You write beautifully and are inspiring! Whenever I see someone strong enough to let mental illness out of the closet I cheer because many high functioning individuals are affected. It’s a private battle, misunderstood & under discussed.
At 52 with fibromyalgia, depression & anxiety I’m being called a fool for choosing additional physical & emotional challenges as I plan a 2017 AT thru hike (my 1st long distance). I relate to you.
Thank you for your courage. Nice to meet you and I will enjoy following you!!

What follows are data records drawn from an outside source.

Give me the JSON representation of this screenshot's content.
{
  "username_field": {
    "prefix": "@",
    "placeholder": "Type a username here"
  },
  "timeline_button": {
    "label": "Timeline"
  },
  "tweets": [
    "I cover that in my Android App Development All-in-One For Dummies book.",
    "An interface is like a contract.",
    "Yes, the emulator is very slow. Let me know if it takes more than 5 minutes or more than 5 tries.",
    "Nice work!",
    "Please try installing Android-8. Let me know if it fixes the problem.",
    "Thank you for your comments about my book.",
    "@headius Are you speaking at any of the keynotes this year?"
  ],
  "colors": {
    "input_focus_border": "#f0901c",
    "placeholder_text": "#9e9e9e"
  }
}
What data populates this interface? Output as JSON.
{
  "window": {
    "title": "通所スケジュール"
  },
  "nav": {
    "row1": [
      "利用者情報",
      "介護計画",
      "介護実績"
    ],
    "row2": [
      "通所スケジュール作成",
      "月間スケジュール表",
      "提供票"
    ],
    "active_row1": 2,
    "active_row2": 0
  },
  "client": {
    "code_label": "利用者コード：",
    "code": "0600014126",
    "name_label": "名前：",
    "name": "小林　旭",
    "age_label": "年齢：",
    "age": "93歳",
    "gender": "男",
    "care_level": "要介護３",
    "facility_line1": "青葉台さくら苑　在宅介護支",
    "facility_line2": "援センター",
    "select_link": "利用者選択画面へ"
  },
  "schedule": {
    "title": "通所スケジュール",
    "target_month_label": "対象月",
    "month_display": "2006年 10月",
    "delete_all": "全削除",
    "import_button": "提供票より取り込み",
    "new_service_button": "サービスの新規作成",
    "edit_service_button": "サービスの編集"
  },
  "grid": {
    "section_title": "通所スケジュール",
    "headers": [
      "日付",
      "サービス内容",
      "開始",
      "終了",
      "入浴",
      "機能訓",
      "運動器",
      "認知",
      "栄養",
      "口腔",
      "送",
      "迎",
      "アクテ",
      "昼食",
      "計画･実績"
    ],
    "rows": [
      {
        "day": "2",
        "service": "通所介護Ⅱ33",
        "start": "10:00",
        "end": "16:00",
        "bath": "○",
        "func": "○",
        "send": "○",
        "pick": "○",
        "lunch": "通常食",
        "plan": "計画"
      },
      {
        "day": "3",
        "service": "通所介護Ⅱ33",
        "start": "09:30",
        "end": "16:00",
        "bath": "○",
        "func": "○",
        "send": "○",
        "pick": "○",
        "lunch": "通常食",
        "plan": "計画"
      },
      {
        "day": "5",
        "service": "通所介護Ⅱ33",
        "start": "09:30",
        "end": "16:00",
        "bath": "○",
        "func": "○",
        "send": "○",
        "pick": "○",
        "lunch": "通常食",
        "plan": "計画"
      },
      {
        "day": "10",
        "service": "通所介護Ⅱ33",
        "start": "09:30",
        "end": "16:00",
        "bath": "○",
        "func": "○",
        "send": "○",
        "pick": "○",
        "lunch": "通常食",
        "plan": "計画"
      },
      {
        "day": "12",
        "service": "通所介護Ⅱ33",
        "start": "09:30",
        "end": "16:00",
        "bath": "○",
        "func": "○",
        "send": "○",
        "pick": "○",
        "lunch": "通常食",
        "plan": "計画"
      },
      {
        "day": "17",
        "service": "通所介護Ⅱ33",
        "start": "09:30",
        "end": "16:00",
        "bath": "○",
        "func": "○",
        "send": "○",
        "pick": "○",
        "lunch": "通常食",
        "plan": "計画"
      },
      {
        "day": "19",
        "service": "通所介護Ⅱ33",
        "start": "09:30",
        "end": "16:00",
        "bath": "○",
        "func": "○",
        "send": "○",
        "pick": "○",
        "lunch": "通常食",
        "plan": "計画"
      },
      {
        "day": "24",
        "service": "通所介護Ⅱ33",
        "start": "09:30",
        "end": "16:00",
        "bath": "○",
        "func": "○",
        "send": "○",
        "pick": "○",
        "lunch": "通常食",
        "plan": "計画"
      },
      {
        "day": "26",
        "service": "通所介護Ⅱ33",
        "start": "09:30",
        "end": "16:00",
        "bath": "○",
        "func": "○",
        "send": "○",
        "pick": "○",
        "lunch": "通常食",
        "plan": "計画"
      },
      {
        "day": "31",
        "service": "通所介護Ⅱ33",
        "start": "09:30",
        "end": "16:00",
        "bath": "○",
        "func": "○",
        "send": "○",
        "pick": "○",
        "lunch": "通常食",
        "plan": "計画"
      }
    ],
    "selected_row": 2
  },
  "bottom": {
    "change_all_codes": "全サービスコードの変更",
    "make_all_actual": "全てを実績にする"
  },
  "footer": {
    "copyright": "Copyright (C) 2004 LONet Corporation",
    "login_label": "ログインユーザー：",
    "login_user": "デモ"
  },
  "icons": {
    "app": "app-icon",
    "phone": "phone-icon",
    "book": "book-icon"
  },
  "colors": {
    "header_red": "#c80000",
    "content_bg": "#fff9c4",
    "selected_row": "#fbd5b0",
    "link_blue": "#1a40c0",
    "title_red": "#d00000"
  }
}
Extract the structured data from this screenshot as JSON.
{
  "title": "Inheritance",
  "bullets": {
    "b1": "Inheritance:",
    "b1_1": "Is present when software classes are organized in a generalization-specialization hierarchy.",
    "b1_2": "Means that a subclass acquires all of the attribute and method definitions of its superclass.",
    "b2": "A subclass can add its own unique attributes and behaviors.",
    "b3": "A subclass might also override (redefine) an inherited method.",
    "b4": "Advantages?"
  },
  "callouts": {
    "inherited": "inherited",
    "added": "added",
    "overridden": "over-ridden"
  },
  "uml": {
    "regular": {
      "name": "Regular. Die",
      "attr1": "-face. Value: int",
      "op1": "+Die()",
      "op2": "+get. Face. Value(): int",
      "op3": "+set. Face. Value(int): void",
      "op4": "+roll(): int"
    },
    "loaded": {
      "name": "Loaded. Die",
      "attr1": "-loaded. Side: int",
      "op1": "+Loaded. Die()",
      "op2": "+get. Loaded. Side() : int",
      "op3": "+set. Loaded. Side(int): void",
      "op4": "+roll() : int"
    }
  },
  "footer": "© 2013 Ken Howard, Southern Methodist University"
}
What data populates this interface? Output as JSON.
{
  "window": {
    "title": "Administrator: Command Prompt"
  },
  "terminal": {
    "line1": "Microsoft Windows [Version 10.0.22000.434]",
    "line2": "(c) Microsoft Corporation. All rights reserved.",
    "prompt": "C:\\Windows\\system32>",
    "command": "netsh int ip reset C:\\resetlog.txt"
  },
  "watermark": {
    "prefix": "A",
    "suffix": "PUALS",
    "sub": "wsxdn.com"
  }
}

Very inspiring post! I found many similarities in my own life from your writing. I too turn 40 this year, and am thru hiking a long distance trail (The AT), I have silently struggled with depression as well as substance abuse, I completely understand your comparison to secondary education, and picking your struggles. I’m not normally the type of person to respond to posts like this, but after reading what you had to say, I absolutely felt compelled to, if not for anything other than to wish you well in your adventures. Best of luck to you on your thru! You can absolutely do this!